My oh my, how things have changed! Not too long ago I was looking to sell my 2005 Chevy Conversion van and purchase an RV. More specifically, I was looking for a used Roadtrek. I made sure to get a pre-approval from my bank so when I finally found the one I wanted, all I had to do was submit the necessary paperwork to receive the funds.
I searched for a little over a month and finally found one. It was a 2008 Roadtrek 190, low mileage, clean CarFax report, and a price that was well within my budget. And, it was only about 200 miles away. Most of the other Roadtreks I found were located clear across the country.
As soon as I saw the newly-posted ad, I called the guy and made an appointment to see it the next day. I drove 3 and a half hours to see and test drive it. It was perfect for my needs.
Because Roadtreks are a hot commodity, he had several offers. I made sure to email the necessary paperwork (purchase agreement and title) to the bank while the seller was standing there. I then made a bank appointment for 9:30 the following morning to go over the paperwork and receive the funds. I told the seller I’d drive back down the following day, pay for the Roadtrek and bring it home.
Oh the Credit Union
Before meeting with the Credit Union, I made sure to place insurance on the Roadtrek so I’d have the necessary insurance documents to complete the paperwork. The bank would finance 90% of the cost while I put a 10% deposit. I had everything ready only to be gobsmacked when my credit union would not fund the vehicle.
According to them, I was purchasing a 2008 Chevy Express truck. They just couldn’t understand that it was a Roadtrek motorhome. The vehicle’s title specifically stated it was a motorhome, but they wouldn’t budge.
I really didn’t get it. The credit union advertised that they provide RV loans. If that’s the case, they should know that Roadtreks are built on either a Chevy, Dodge or Mercedes chassis.
I tried every way from Sunday to explain this to the bank. I even gave them photos of the vehicle and referred them to the Roadtrek website. After about an hour of providing them with logic and facts, it was useless. They would not budge and as such, I lost out on the purchase.
Making the Call
When I left the bank, I called the seller and explained the situation. In my frustration, I shared with him that I don’t like debt and am debt-free, but was willing to take out this one loan for the Roadtrek.
He then said, “Maybe this was a good thing. You see, I too am debt-free and will never go into debt again.” We chatted a bit and when I got through talking to him, I looked at this whole situation differently.
Since he had several other offers, he was able to sell the vehicle quickly. However, this non-transaction planted a seed in my mind.
It’s All About power
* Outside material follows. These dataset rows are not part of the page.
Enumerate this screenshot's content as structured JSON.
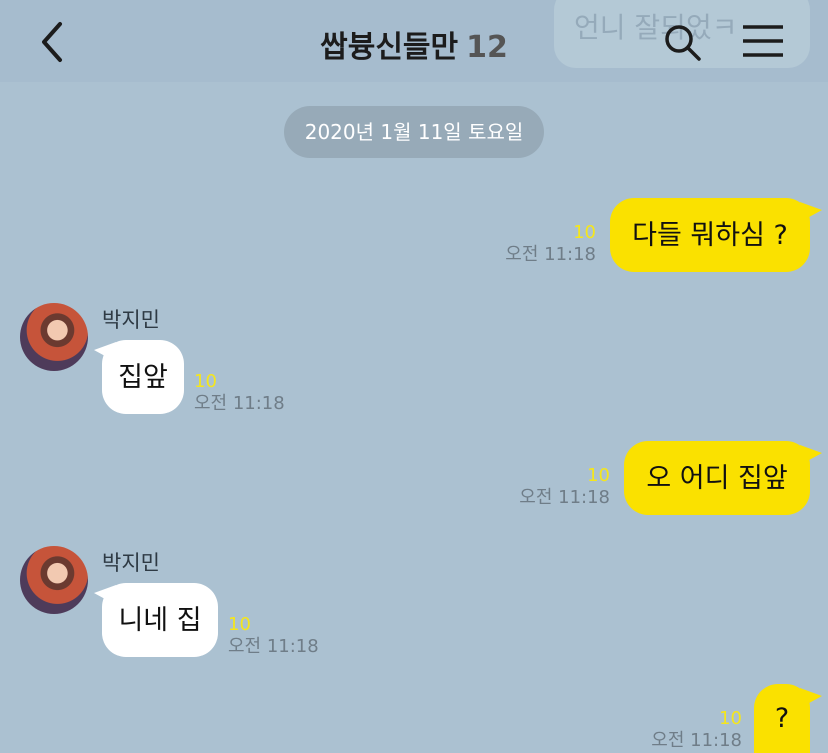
{
  "header": {
    "title": "쌉븅신들만",
    "member_count": "12",
    "overlay_text": "언니 잘되었ㅋ"
  },
  "date_divider": "2020년 1월 11일 토요일",
  "messages": [
    {
      "text": "다들 뭐하심 ?",
      "unread": "10",
      "time": "오전 11:18"
    },
    {
      "sender": "박지민",
      "text": "집앞",
      "unread": "10",
      "time": "오전 11:18"
    },
    {
      "text": "오 어디 집앞",
      "unread": "10",
      "time": "오전 11:18"
    },
    {
      "sender": "박지민",
      "text": "니네 집",
      "unread": "10",
      "time": "오전 11:18"
    },
    {
      "text": "?",
      "unread": "10",
      "time": "오전 11:18"
    }
  ],
  "colors": {
    "background": "#abc1d1",
    "my_bubble": "#fae100",
    "their_bubble": "#ffffff",
    "unread": "#f5e61c"
  }
}
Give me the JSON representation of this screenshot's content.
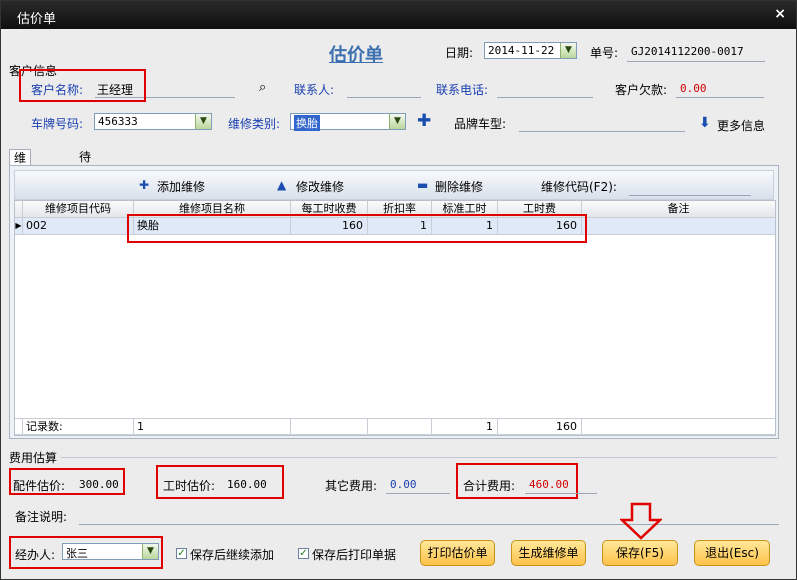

As I licked my wounds and consoled myself with an evening of fine dining and several chilled glasses of Chardonnay, I realized I had given my power to the credit union. No matter how extensively I researched, analyzed Carfax reports, compared mileage, vehicle year, car features, and condition, the Credit Union held all the power. One veto from them meant the work I did was in vain.
I’ve since decided to take my power back. I have a mechanically sound 2005 Chevy Express conversion van. I think I will make some modifications and use it as a temporary scaled-down RV. I’ll use my current conversion van while I save money to purchase a Chevy 3500 extended cab, preferably with a high top. I will then convert that vehicle into the RV of my dreams. I’ll do it with my own cash without going into debt.
I’m taking my power back in more ways than one. When I stop to think about the things that cause me frustration, I realize it is because I have given my power to someone/something else. No more. This gal is going to travel and she’s going to keep her power. Thank you, Hudson Valley Credit Union, for waking this gal up!
Note: If you’re looking for an RV loan, do not go to the Hudson Valley Credit Union.